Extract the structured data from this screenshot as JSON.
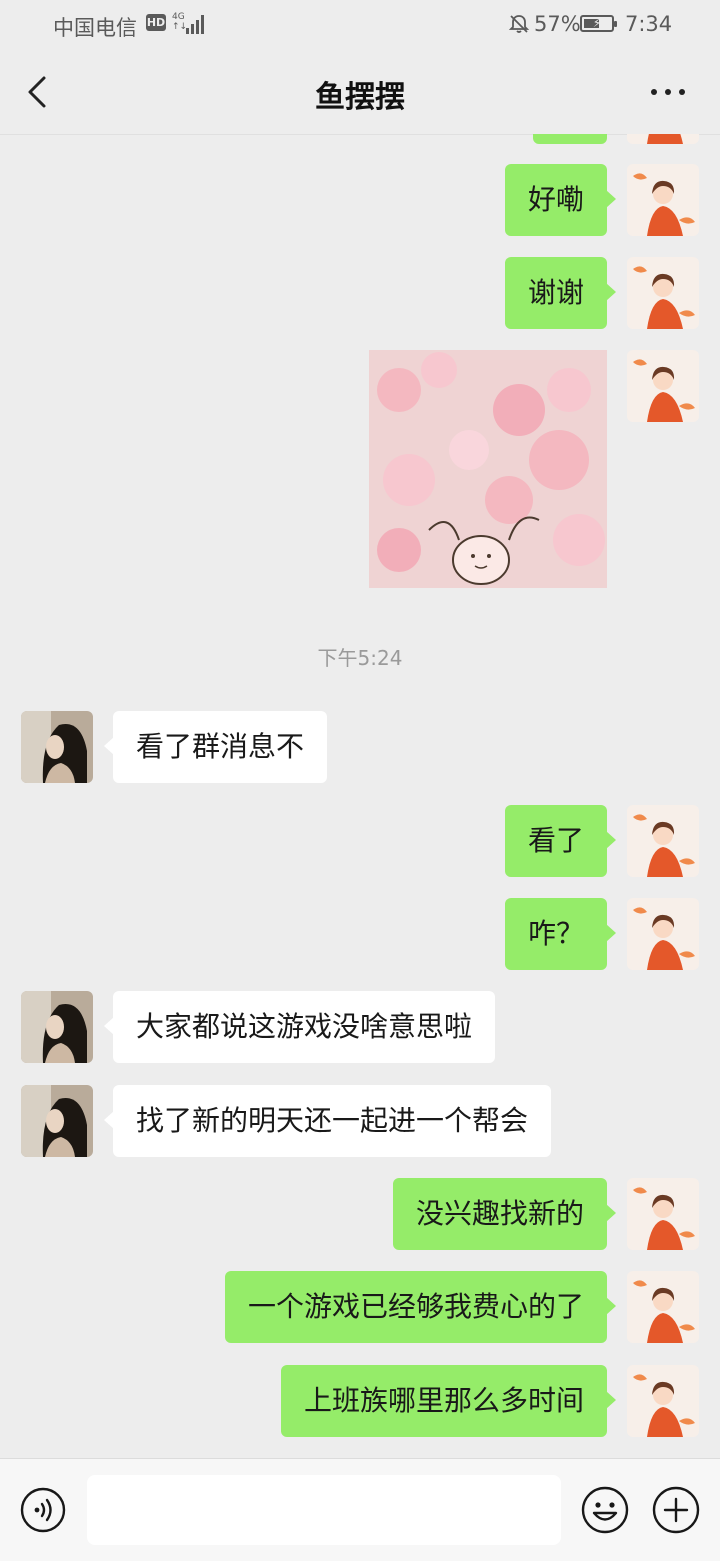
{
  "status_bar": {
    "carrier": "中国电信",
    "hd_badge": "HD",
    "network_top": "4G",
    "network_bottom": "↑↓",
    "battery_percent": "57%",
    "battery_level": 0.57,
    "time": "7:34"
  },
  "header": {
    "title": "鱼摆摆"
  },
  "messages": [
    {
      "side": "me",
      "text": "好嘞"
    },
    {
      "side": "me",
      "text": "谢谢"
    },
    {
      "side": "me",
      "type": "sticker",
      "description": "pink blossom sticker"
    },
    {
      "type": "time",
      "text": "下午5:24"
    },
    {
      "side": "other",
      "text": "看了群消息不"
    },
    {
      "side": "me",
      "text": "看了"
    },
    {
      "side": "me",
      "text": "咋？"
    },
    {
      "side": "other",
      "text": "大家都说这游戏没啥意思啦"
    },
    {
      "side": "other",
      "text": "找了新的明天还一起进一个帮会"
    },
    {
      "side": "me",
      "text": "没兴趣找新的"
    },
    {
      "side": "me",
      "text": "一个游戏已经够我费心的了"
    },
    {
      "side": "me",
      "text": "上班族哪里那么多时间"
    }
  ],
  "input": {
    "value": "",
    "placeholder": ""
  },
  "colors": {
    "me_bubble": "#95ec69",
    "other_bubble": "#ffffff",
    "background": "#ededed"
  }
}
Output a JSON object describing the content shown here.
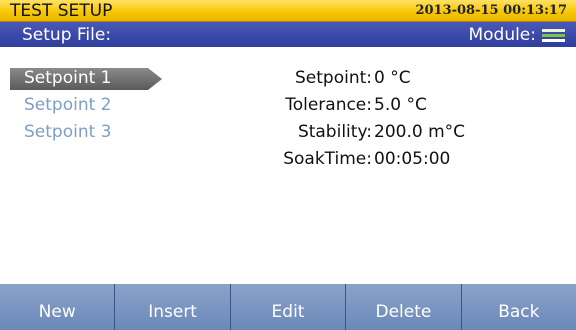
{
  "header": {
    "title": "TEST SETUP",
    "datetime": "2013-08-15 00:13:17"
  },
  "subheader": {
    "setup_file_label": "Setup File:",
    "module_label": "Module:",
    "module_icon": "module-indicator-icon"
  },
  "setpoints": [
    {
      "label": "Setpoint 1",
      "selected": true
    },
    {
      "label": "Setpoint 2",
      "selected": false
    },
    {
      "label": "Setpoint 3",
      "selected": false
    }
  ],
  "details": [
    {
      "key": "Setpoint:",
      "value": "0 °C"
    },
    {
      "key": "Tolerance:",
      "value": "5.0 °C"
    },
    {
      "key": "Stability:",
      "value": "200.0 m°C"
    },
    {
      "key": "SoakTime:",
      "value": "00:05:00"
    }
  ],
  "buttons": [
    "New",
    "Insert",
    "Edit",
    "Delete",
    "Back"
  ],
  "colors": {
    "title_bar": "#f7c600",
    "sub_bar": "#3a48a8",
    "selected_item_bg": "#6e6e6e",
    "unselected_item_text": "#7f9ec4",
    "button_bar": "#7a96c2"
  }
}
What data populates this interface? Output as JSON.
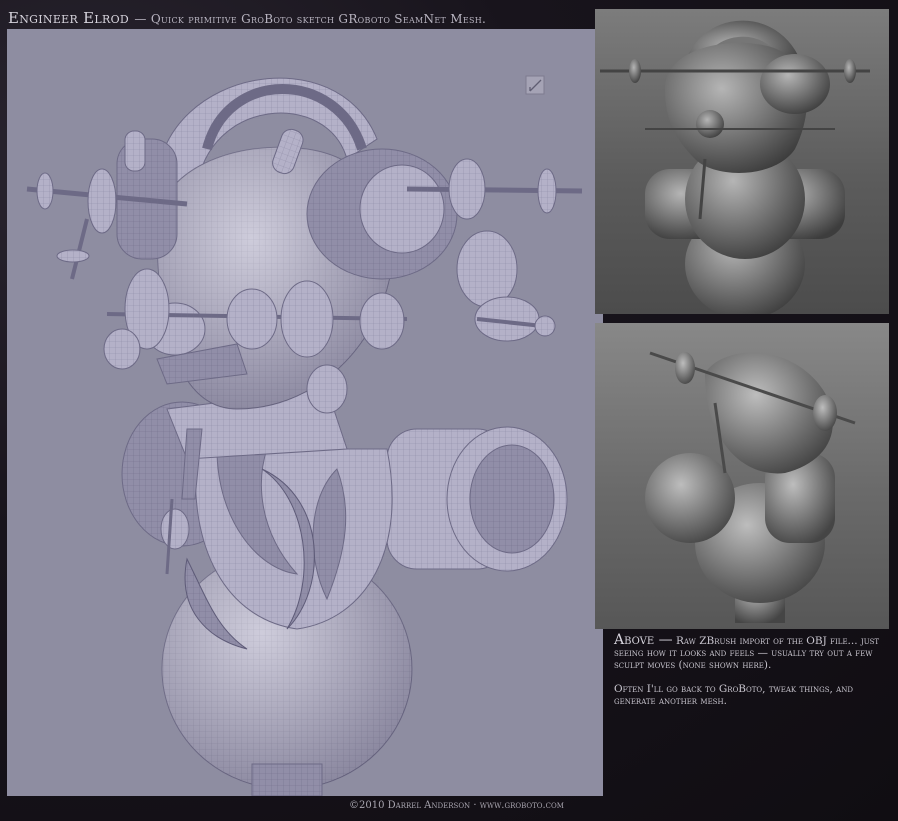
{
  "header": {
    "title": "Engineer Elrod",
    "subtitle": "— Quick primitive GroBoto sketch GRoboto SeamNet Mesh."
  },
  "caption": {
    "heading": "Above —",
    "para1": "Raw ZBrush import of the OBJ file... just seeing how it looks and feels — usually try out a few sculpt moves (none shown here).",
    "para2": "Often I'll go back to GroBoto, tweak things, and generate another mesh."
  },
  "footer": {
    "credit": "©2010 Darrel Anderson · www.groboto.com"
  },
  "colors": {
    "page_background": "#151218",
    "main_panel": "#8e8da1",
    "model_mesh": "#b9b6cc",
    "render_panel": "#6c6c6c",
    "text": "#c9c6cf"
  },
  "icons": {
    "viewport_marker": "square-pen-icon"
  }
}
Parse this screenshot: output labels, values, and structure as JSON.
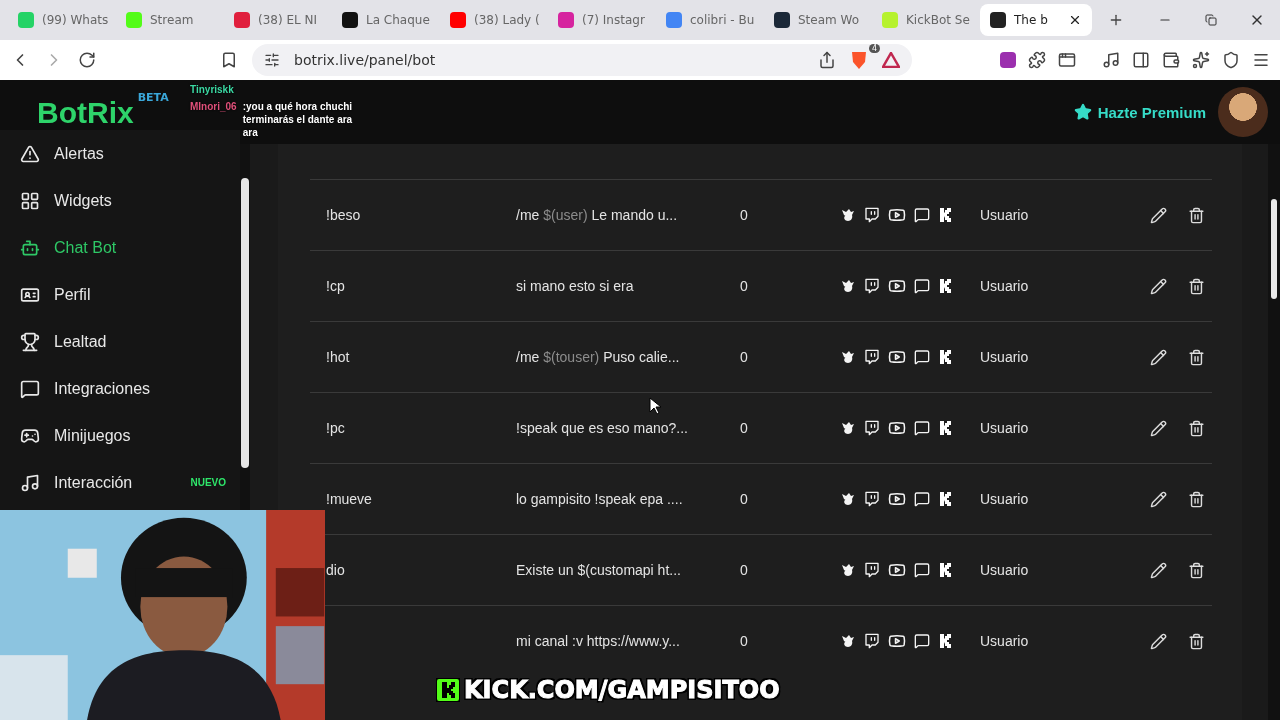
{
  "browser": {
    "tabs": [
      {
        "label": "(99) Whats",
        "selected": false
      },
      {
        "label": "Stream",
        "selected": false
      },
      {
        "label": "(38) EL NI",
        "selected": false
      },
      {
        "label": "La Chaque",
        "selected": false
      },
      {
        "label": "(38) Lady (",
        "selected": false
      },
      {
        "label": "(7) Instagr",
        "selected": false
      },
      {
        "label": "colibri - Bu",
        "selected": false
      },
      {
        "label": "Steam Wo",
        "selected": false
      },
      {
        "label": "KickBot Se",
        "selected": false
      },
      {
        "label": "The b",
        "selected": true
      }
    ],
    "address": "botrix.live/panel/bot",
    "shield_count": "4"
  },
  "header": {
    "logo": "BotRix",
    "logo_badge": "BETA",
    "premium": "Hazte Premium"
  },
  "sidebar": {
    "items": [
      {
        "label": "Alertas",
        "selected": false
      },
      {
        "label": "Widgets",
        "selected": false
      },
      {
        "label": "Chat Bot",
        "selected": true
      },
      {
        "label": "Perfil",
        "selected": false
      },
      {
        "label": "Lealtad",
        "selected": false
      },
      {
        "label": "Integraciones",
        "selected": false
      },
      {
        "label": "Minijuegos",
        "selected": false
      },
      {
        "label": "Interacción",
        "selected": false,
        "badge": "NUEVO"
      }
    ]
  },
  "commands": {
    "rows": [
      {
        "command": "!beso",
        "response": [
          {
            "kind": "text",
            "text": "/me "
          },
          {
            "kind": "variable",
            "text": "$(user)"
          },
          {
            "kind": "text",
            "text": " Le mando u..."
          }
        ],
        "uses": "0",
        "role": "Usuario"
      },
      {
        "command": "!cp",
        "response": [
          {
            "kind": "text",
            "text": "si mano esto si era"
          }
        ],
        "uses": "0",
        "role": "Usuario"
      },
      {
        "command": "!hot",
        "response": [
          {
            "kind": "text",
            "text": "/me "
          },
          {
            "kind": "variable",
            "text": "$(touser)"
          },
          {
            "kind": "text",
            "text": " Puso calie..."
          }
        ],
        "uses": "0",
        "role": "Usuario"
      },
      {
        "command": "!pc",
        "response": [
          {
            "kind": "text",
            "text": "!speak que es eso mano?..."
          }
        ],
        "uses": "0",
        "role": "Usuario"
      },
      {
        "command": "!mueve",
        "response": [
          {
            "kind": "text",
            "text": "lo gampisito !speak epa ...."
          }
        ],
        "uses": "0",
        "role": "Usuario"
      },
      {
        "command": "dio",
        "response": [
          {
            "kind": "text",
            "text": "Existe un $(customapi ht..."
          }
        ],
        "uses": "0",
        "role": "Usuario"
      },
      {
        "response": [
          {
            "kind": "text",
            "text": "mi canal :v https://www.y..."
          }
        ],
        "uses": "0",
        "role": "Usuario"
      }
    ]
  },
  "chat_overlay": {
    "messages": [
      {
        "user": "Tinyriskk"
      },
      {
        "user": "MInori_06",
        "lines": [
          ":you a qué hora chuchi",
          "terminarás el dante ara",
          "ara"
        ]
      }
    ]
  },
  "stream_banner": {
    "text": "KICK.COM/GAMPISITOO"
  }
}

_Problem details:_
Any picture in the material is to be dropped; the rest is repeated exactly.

_Final answer:_
Extract the structured data from this screenshot as JSON.
{
  "status_bar": {
    "carrier": "中国电信",
    "hd_badge": "HD",
    "network_top": "4G",
    "network_bottom": "↑↓",
    "battery_percent": "57%",
    "battery_level": 0.57,
    "time": "7:34"
  },
  "header": {
    "title": "鱼摆摆"
  },
  "messages": [
    {
      "side": "me",
      "text": "好嘞"
    },
    {
      "side": "me",
      "text": "谢谢"
    },
    {
      "side": "me",
      "type": "sticker",
      "description": "pink blossom sticker"
    },
    {
      "type": "time",
      "text": "下午5:24"
    },
    {
      "side": "other",
      "text": "看了群消息不"
    },
    {
      "side": "me",
      "text": "看了"
    },
    {
      "side": "me",
      "text": "咋？"
    },
    {
      "side": "other",
      "text": "大家都说这游戏没啥意思啦"
    },
    {
      "side": "other",
      "text": "找了新的明天还一起进一个帮会"
    },
    {
      "side": "me",
      "text": "没兴趣找新的"
    },
    {
      "side": "me",
      "text": "一个游戏已经够我费心的了"
    },
    {
      "side": "me",
      "text": "上班族哪里那么多时间"
    }
  ],
  "input": {
    "value": "",
    "placeholder": ""
  },
  "colors": {
    "me_bubble": "#95ec69",
    "other_bubble": "#ffffff",
    "background": "#ededed"
  }
}
Output a JSON object describing the content shown here.
{
  "header": {
    "title": "TEST SETUP",
    "datetime": "2013-08-15 00:13:17"
  },
  "subheader": {
    "setup_file_label": "Setup File:",
    "module_label": "Module:",
    "module_icon": "module-indicator-icon"
  },
  "setpoints": [
    {
      "label": "Setpoint 1",
      "selected": true
    },
    {
      "label": "Setpoint 2",
      "selected": false
    },
    {
      "label": "Setpoint 3",
      "selected": false
    }
  ],
  "details": [
    {
      "key": "Setpoint:",
      "value": "0 °C"
    },
    {
      "key": "Tolerance:",
      "value": "5.0 °C"
    },
    {
      "key": "Stability:",
      "value": "200.0 m°C"
    },
    {
      "key": "SoakTime:",
      "value": "00:05:00"
    }
  ],
  "buttons": [
    "New",
    "Insert",
    "Edit",
    "Delete",
    "Back"
  ],
  "colors": {
    "title_bar": "#f7c600",
    "sub_bar": "#3a48a8",
    "selected_item_bg": "#6e6e6e",
    "unselected_item_text": "#7f9ec4",
    "button_bar": "#7a96c2"
  }
}
What data populates this interface? Output as JSON.
{
  "header": {
    "title": "Engineer Elrod",
    "subtitle": "— Quick primitive GroBoto sketch GRoboto SeamNet Mesh."
  },
  "caption": {
    "heading": "Above —",
    "para1": "Raw ZBrush import of the OBJ file... just seeing how it looks and feels — usually try out a few sculpt moves (none shown here).",
    "para2": "Often I'll go back to GroBoto, tweak things, and generate another mesh."
  },
  "footer": {
    "credit": "©2010 Darrel Anderson · www.groboto.com"
  },
  "colors": {
    "page_background": "#151218",
    "main_panel": "#8e8da1",
    "model_mesh": "#b9b6cc",
    "render_panel": "#6c6c6c",
    "text": "#c9c6cf"
  },
  "icons": {
    "viewport_marker": "square-pen-icon"
  }
}
Parse this screenshot: output labels, values, and structure as JSON.
{
  "browser": {
    "tabs": [
      {
        "label": "(99) Whats",
        "selected": false
      },
      {
        "label": "Stream",
        "selected": false
      },
      {
        "label": "(38) EL NI",
        "selected": false
      },
      {
        "label": "La Chaque",
        "selected": false
      },
      {
        "label": "(38) Lady (",
        "selected": false
      },
      {
        "label": "(7) Instagr",
        "selected": false
      },
      {
        "label": "colibri - Bu",
        "selected": false
      },
      {
        "label": "Steam Wo",
        "selected": false
      },
      {
        "label": "KickBot Se",
        "selected": false
      },
      {
        "label": "The b",
        "selected": true
      }
    ],
    "address": "botrix.live/panel/bot",
    "shield_count": "4"
  },
  "header": {
    "logo": "BotRix",
    "logo_badge": "BETA",
    "premium": "Hazte Premium"
  },
  "sidebar": {
    "items": [
      {
        "label": "Alertas",
        "selected": false
      },
      {
        "label": "Widgets",
        "selected": false
      },
      {
        "label": "Chat Bot",
        "selected": true
      },
      {
        "label": "Perfil",
        "selected": false
      },
      {
        "label": "Lealtad",
        "selected": false
      },
      {
        "label": "Integraciones",
        "selected": false
      },
      {
        "label": "Minijuegos",
        "selected": false
      },
      {
        "label": "Interacción",
        "selected": false,
        "badge": "NUEVO"
      }
    ]
  },
  "commands": {
    "rows": [
      {
        "command": "!beso",
        "response": [
          {
            "kind": "text",
            "text": "/me "
          },
          {
            "kind": "variable",
            "text": "$(user)"
          },
          {
            "kind": "text",
            "text": " Le mando u..."
          }
        ],
        "uses": "0",
        "role": "Usuario"
      },
      {
        "command": "!cp",
        "response": [
          {
            "kind": "text",
            "text": "si mano esto si era"
          }
        ],
        "uses": "0",
        "role": "Usuario"
      },
      {
        "command": "!hot",
        "response": [
          {
            "kind": "text",
            "text": "/me "
          },
          {
            "kind": "variable",
            "text": "$(touser)"
          },
          {
            "kind": "text",
            "text": " Puso calie..."
          }
        ],
        "uses": "0",
        "role": "Usuario"
      },
      {
        "command": "!pc",
        "response": [
          {
            "kind": "text",
            "text": "!speak que es eso mano?..."
          }
        ],
        "uses": "0",
        "role": "Usuario"
      },
      {
        "command": "!mueve",
        "response": [
          {
            "kind": "text",
            "text": "lo gampisito !speak epa ...."
          }
        ],
        "uses": "0",
        "role": "Usuario"
      },
      {
        "command": "dio",
        "response": [
          {
            "kind": "text",
            "text": "Existe un $(customapi ht..."
          }
        ],
        "uses": "0",
        "role": "Usuario"
      },
      {
        "response": [
          {
            "kind": "text",
            "text": "mi canal :v https://www.y..."
          }
        ],
        "uses": "0",
        "role": "Usuario"
      }
    ]
  },
  "chat_overlay": {
    "messages": [
      {
        "user": "Tinyriskk"
      },
      {
        "user": "MInori_06",
        "lines": [
          ":you a qué hora chuchi",
          "terminarás el dante ara",
          "ara"
        ]
      }
    ]
  },
  "stream_banner": {
    "text": "KICK.COM/GAMPISITOO"
  }
}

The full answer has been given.